While the group is making headlines for themselves in Maryland and in America, they have at times felt amiss for their distance from their African and Caribbean roots. But that’s all about to change with the incoming release of their full-length LP ‘Lost in America’ – out this Friday. Here, they are more experimental and willing to cross the boundaries of their usual sonic approach, opting this time to work with Cameroonian producer Blvck Rose who helped the group to create their own take on Afropop. Although it’s their first foray into anything Afropop-leaning, Kane shares: “I feel like, for us, coming up in a Ghanaian household, we have things that we picked from the music. I don’t know what it is yet, but I feel as we do more and more music, we will be able to play off of that.“
To give an album a title like ‘Lost in America’ feels like a poignant metaphor considering the group’s intention to connect to their roots. The world is changing, our tastes continue to acclimate to the furore of modern times and it may very well be that the reckonings of the past year continue to universally call for Black people to re-examine their experiences and their search for self beyond the American perception. Today, one could very well argue that the Afropop scene is primed for further acclimatisation to different people and places. The sound is constantly evolving and growing beyond the perceptions of what African music typically has been known to sound like.
‘Lost in America’ certainly succeeds in finding a rhythm that works for the multicultural trio and it’s possible you couldn’t find a better set of people suited to soundtrack this relatable experience. In any case, Lo Village is here to stay, whether that’s in communities in Accra or in Maryland. Lo Village were made for this moment.
“We are so excited that we get to be here on earth at this time and we’re the catalysts to make that change. We don’t feel like Lo Village was created for no reason, we were created for this time and to be able to spread the message”.

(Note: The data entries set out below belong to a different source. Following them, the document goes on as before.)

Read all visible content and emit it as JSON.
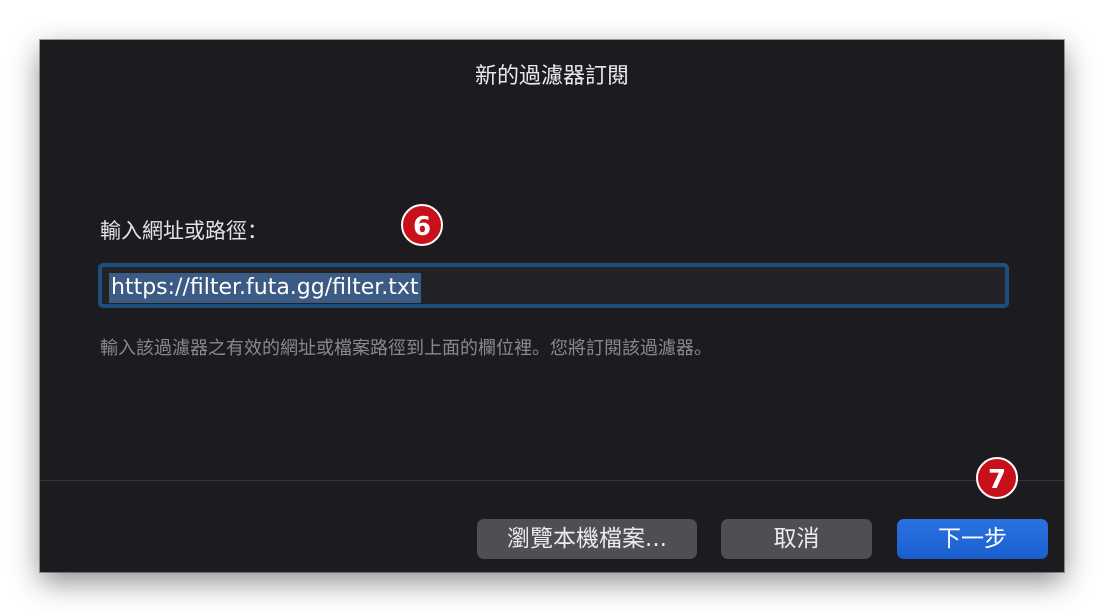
{
  "dialog": {
    "title": "新的過濾器訂閱",
    "prompt_label": "輸入網址或路徑：",
    "url_field": {
      "value": "https://filter.futa.gg/filter.txt",
      "selected": true
    },
    "hint": "輸入該過濾器之有效的網址或檔案路徑到上面的欄位裡。您將訂閱該過濾器。",
    "buttons": {
      "browse_label": "瀏覽本機檔案...",
      "cancel_label": "取消",
      "next_label": "下一步"
    }
  },
  "annotations": {
    "step_6": "6",
    "step_7": "7"
  },
  "colors": {
    "dialog_background": "#1c1c20",
    "focus_ring": "#1e4e7e",
    "selection": "#3b5a84",
    "primary_button": "#1b5fcf",
    "secondary_button": "#4e4e54",
    "step_marker": "#c8101a"
  }
}
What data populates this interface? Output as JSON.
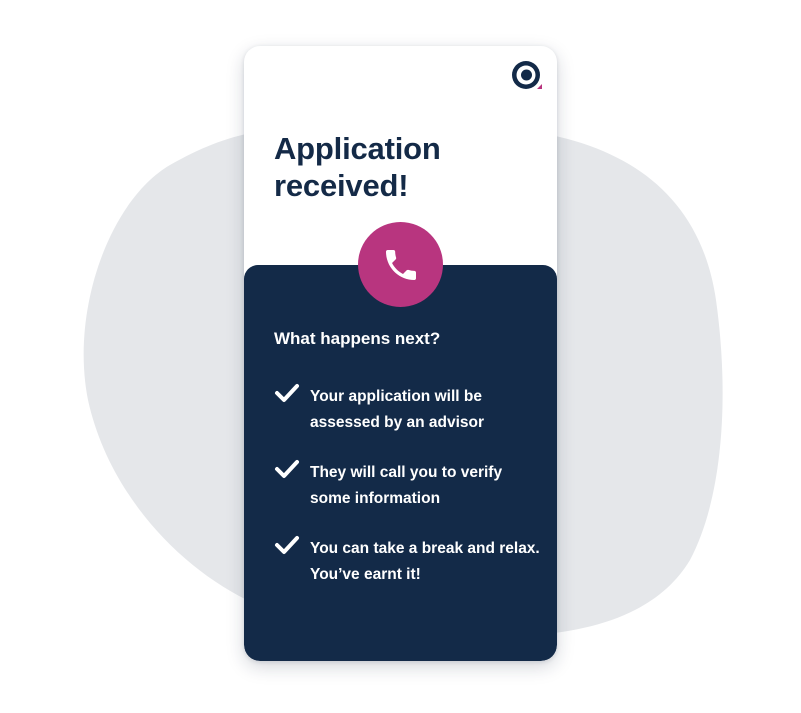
{
  "colors": {
    "navy": "#132a48",
    "title": "#142a47",
    "accent": "#b8357f",
    "blob": "#e5e7ea",
    "white": "#ffffff"
  },
  "app": {
    "logo_icon": "brand-logo-icon"
  },
  "header": {
    "title": "Application received!"
  },
  "badge": {
    "icon": "phone-icon"
  },
  "next": {
    "heading": "What happens next?",
    "steps": [
      {
        "icon": "checkmark-icon",
        "text": "Your application will be assessed by an advisor"
      },
      {
        "icon": "checkmark-icon",
        "text": "They will call you to verify some information"
      },
      {
        "icon": "checkmark-icon",
        "text": "You can take a break and relax. You’ve earnt it!"
      }
    ]
  }
}
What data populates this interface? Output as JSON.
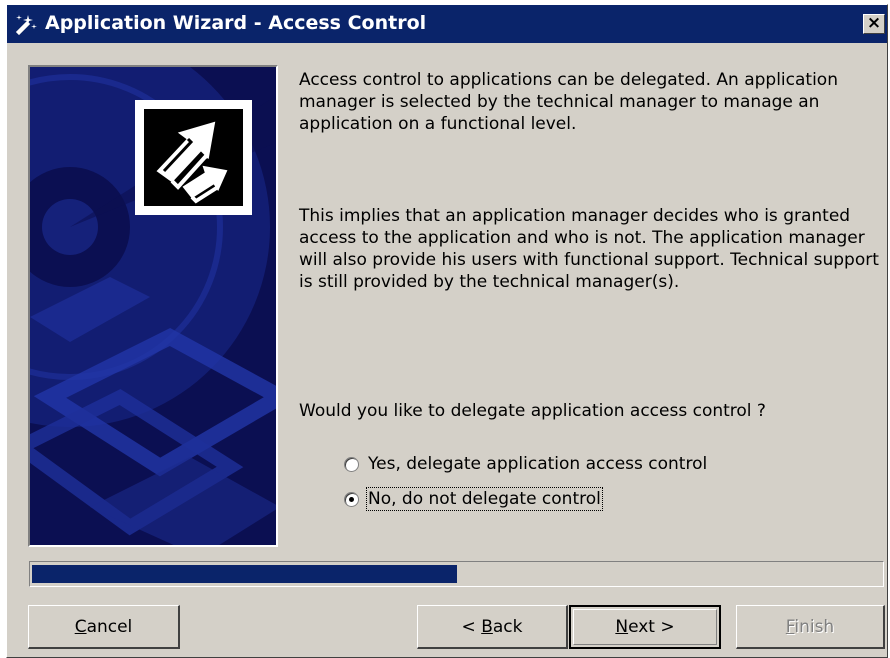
{
  "window": {
    "title": "Application Wizard - Access Control",
    "close_label": "×",
    "title_icon": "wizard-wand-icon"
  },
  "banner": {
    "icon": "shortcut-arrow-icon"
  },
  "content": {
    "paragraph1": "Access control to applications can be delegated. An application manager is selected by the technical manager to manage an application on a functional level.",
    "paragraph2": "This implies that an application manager decides who is granted access to the application and who is not. The application manager will also provide his users with functional support. Technical support is still provided by the technical manager(s).",
    "question": "Would you like to delegate application access control ?",
    "options": [
      {
        "label": "Yes, delegate application access control",
        "selected": false
      },
      {
        "label": "No, do not delegate control",
        "selected": true
      }
    ]
  },
  "progress": {
    "value": 0.5,
    "color": "#0a246a"
  },
  "buttons": {
    "cancel": {
      "label": "Cancel",
      "accel": "C",
      "rest": "ancel"
    },
    "back": {
      "label": "< Back",
      "pre": "< ",
      "accel": "B",
      "rest": "ack"
    },
    "next": {
      "label": "Next >",
      "accel": "N",
      "rest": "ext >"
    },
    "finish": {
      "label": "Finish",
      "accel": "F",
      "rest": "inish",
      "disabled": true
    }
  },
  "colors": {
    "titlebar": "#0a246a",
    "face": "#d4d0c8",
    "banner": "#0b0f52"
  }
}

You can pre-order ‘Lost in America’ here.
Featured image credits/Benny Harps & Will Johnson
.@tamimak_ Is a Staff Writer at The NATIVE